- Opening Delimiter -

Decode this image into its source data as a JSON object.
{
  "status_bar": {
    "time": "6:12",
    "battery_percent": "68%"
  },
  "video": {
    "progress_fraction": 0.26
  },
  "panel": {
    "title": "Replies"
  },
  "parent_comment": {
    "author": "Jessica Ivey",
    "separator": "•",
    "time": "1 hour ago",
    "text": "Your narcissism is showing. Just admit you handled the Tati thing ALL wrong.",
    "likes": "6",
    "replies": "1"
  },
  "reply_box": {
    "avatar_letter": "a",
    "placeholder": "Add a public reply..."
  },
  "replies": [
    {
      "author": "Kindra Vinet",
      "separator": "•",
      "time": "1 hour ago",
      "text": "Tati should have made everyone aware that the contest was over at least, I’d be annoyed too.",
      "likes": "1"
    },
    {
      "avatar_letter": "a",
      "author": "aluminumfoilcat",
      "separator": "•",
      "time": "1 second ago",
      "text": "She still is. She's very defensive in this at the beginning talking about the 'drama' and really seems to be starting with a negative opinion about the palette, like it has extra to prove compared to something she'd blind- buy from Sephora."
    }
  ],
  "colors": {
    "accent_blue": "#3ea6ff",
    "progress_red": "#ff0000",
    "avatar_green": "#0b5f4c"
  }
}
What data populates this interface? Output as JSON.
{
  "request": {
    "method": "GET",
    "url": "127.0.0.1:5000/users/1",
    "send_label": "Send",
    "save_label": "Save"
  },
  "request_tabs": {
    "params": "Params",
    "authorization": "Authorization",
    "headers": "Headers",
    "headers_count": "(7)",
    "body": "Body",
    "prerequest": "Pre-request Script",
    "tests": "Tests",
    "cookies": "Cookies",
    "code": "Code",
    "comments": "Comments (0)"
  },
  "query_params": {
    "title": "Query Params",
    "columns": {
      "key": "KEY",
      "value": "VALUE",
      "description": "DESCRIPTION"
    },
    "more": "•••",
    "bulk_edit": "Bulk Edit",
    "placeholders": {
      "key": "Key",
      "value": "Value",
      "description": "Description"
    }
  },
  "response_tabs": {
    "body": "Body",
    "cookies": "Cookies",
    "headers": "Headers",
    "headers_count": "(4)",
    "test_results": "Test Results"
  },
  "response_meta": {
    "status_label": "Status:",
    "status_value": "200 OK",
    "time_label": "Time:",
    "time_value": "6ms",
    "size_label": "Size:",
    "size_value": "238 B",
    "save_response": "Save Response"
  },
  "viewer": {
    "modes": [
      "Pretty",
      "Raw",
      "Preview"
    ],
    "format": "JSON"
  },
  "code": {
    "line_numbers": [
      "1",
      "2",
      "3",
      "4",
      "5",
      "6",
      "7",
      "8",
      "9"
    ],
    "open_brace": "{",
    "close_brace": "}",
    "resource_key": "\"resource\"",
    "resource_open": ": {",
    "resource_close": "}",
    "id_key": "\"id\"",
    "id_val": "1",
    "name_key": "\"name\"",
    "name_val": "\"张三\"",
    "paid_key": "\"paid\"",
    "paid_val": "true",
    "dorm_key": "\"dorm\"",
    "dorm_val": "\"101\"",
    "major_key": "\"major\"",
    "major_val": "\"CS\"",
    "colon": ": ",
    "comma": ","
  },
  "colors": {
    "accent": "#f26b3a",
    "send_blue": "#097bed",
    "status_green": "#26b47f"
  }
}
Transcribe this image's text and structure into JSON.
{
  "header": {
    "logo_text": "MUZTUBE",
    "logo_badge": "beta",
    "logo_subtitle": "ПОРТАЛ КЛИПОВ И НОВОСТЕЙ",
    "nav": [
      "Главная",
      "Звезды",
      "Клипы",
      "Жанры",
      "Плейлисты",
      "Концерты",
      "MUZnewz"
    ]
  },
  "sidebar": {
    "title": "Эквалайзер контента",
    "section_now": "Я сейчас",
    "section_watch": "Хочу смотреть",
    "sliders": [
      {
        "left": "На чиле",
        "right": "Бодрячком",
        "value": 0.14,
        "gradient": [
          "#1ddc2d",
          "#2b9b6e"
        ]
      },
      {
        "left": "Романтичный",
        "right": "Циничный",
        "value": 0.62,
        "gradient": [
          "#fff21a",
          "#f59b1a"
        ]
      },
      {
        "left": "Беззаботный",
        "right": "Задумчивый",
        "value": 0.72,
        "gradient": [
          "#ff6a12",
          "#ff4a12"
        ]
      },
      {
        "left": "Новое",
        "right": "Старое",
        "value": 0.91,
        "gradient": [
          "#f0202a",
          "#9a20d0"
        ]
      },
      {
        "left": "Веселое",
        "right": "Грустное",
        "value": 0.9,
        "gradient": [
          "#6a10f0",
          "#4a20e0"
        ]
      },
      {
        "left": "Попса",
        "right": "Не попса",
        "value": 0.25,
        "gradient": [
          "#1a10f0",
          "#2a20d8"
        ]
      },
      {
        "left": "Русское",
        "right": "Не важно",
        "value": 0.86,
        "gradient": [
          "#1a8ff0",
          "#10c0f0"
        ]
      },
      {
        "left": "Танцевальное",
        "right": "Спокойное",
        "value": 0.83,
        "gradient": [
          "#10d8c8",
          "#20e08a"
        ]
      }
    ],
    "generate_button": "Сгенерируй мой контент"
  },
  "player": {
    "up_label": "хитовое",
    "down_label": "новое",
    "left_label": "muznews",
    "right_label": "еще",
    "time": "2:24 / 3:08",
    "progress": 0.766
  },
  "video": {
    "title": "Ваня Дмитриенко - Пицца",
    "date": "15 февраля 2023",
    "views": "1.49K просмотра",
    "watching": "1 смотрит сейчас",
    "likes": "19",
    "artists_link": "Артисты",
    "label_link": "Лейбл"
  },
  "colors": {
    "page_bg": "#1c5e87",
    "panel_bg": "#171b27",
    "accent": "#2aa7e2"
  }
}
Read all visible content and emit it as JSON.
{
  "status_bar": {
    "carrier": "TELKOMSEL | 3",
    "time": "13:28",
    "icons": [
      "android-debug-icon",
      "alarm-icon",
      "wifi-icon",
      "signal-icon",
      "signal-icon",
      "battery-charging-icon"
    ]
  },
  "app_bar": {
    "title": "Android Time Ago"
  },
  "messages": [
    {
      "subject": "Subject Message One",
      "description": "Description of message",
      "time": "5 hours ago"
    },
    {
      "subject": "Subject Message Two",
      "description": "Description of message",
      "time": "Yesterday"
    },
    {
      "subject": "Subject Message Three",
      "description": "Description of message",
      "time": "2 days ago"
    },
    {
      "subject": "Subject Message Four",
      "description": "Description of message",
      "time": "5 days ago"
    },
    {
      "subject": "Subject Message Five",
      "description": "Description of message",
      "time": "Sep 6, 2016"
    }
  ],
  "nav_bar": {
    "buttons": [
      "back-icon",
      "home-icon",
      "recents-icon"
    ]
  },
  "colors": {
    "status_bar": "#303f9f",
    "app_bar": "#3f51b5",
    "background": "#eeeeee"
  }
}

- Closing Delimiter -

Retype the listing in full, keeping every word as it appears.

Decode this image into its source data as a JSON object.
{
  "status_bar": {
    "time": "6:12",
    "battery_percent": "68%"
  },
  "video": {
    "progress_fraction": 0.26
  },
  "panel": {
    "title": "Replies"
  },
  "parent_comment": {
    "author": "Jessica Ivey",
    "separator": "•",
    "time": "1 hour ago",
    "text": "Your narcissism is showing. Just admit you handled the Tati thing ALL wrong.",
    "likes": "6",
    "replies": "1"
  },
  "reply_box": {
    "avatar_letter": "a",
    "placeholder": "Add a public reply..."
  },
  "replies": [
    {
      "author": "Kindra Vinet",
      "separator": "•",
      "time": "1 hour ago",
      "text": "Tati should have made everyone aware that the contest was over at least, I’d be annoyed too.",
      "likes": "1"
    },
    {
      "avatar_letter": "a",
      "author": "aluminumfoilcat",
      "separator": "•",
      "time": "1 second ago",
      "text": "She still is. She's very defensive in this at the beginning talking about the 'drama' and really seems to be starting with a negative opinion about the palette, like it has extra to prove compared to something she'd blind- buy from Sephora."
    }
  ],
  "colors": {
    "accent_blue": "#3ea6ff",
    "progress_red": "#ff0000",
    "avatar_green": "#0b5f4c"
  }
}
What data populates this interface? Output as JSON.
{
  "request": {
    "method": "GET",
    "url": "127.0.0.1:5000/users/1",
    "send_label": "Send",
    "save_label": "Save"
  },
  "request_tabs": {
    "params": "Params",
    "authorization": "Authorization",
    "headers": "Headers",
    "headers_count": "(7)",
    "body": "Body",
    "prerequest": "Pre-request Script",
    "tests": "Tests",
    "cookies": "Cookies",
    "code": "Code",
    "comments": "Comments (0)"
  },
  "query_params": {
    "title": "Query Params",
    "columns": {
      "key": "KEY",
      "value": "VALUE",
      "description": "DESCRIPTION"
    },
    "more": "•••",
    "bulk_edit": "Bulk Edit",
    "placeholders": {
      "key": "Key",
      "value": "Value",
      "description": "Description"
    }
  },
  "response_tabs": {
    "body": "Body",
    "cookies": "Cookies",
    "headers": "Headers",
    "headers_count": "(4)",
    "test_results": "Test Results"
  },
  "response_meta": {
    "status_label": "Status:",
    "status_value": "200 OK",
    "time_label": "Time:",
    "time_value": "6ms",
    "size_label": "Size:",
    "size_value": "238 B",
    "save_response": "Save Response"
  },
  "viewer": {
    "modes": [
      "Pretty",
      "Raw",
      "Preview"
    ],
    "format": "JSON"
  },
  "code": {
    "line_numbers": [
      "1",
      "2",
      "3",
      "4",
      "5",
      "6",
      "7",
      "8",
      "9"
    ],
    "open_brace": "{",
    "close_brace": "}",
    "resource_key": "\"resource\"",
    "resource_open": ": {",
    "resource_close": "}",
    "id_key": "\"id\"",
    "id_val": "1",
    "name_key": "\"name\"",
    "name_val": "\"张三\"",
    "paid_key": "\"paid\"",
    "paid_val": "true",
    "dorm_key": "\"dorm\"",
    "dorm_val": "\"101\"",
    "major_key": "\"major\"",
    "major_val": "\"CS\"",
    "colon": ": ",
    "comma": ","
  },
  "colors": {
    "accent": "#f26b3a",
    "send_blue": "#097bed",
    "status_green": "#26b47f"
  }
}
Transcribe this image's text and structure into JSON.
{
  "header": {
    "logo_text": "MUZTUBE",
    "logo_badge": "beta",
    "logo_subtitle": "ПОРТАЛ КЛИПОВ И НОВОСТЕЙ",
    "nav": [
      "Главная",
      "Звезды",
      "Клипы",
      "Жанры",
      "Плейлисты",
      "Концерты",
      "MUZnewz"
    ]
  },
  "sidebar": {
    "title": "Эквалайзер контента",
    "section_now": "Я сейчас",
    "section_watch": "Хочу смотреть",
    "sliders": [
      {
        "left": "На чиле",
        "right": "Бодрячком",
        "value": 0.14,
        "gradient": [
          "#1ddc2d",
          "#2b9b6e"
        ]
      },
      {
        "left": "Романтичный",
        "right": "Циничный",
        "value": 0.62,
        "gradient": [
          "#fff21a",
          "#f59b1a"
        ]
      },
      {
        "left": "Беззаботный",
        "right": "Задумчивый",
        "value": 0.72,
        "gradient": [
          "#ff6a12",
          "#ff4a12"
        ]
      },
      {
        "left": "Новое",
        "right": "Старое",
        "value": 0.91,
        "gradient": [
          "#f0202a",
          "#9a20d0"
        ]
      },
      {
        "left": "Веселое",
        "right": "Грустное",
        "value": 0.9,
        "gradient": [
          "#6a10f0",
          "#4a20e0"
        ]
      },
      {
        "left": "Попса",
        "right": "Не попса",
        "value": 0.25,
        "gradient": [
          "#1a10f0",
          "#2a20d8"
        ]
      },
      {
        "left": "Русское",
        "right": "Не важно",
        "value": 0.86,
        "gradient": [
          "#1a8ff0",
          "#10c0f0"
        ]
      },
      {
        "left": "Танцевальное",
        "right": "Спокойное",
        "value": 0.83,
        "gradient": [
          "#10d8c8",
          "#20e08a"
        ]
      }
    ],
    "generate_button": "Сгенерируй мой контент"
  },
  "player": {
    "up_label": "хитовое",
    "down_label": "новое",
    "left_label": "muznews",
    "right_label": "еще",
    "time": "2:24 / 3:08",
    "progress": 0.766
  },
  "video": {
    "title": "Ваня Дмитриенко - Пицца",
    "date": "15 февраля 2023",
    "views": "1.49K просмотра",
    "watching": "1 смотрит сейчас",
    "likes": "19",
    "artists_link": "Артисты",
    "label_link": "Лейбл"
  },
  "colors": {
    "page_bg": "#1c5e87",
    "panel_bg": "#171b27",
    "accent": "#2aa7e2"
  }
}
Read all visible content and emit it as JSON.
{
  "status_bar": {
    "carrier": "TELKOMSEL | 3",
    "time": "13:28",
    "icons": [
      "android-debug-icon",
      "alarm-icon",
      "wifi-icon",
      "signal-icon",
      "signal-icon",
      "battery-charging-icon"
    ]
  },
  "app_bar": {
    "title": "Android Time Ago"
  },
  "messages": [
    {
      "subject": "Subject Message One",
      "description": "Description of message",
      "time": "5 hours ago"
    },
    {
      "subject": "Subject Message Two",
      "description": "Description of message",
      "time": "Yesterday"
    },
    {
      "subject": "Subject Message Three",
      "description": "Description of message",
      "time": "2 days ago"
    },
    {
      "subject": "Subject Message Four",
      "description": "Description of message",
      "time": "5 days ago"
    },
    {
      "subject": "Subject Message Five",
      "description": "Description of message",
      "time": "Sep 6, 2016"
    }
  ],
  "nav_bar": {
    "buttons": [
      "back-icon",
      "home-icon",
      "recents-icon"
    ]
  },
  "colors": {
    "status_bar": "#303f9f",
    "app_bar": "#3f51b5",
    "background": "#eeeeee"
  }
}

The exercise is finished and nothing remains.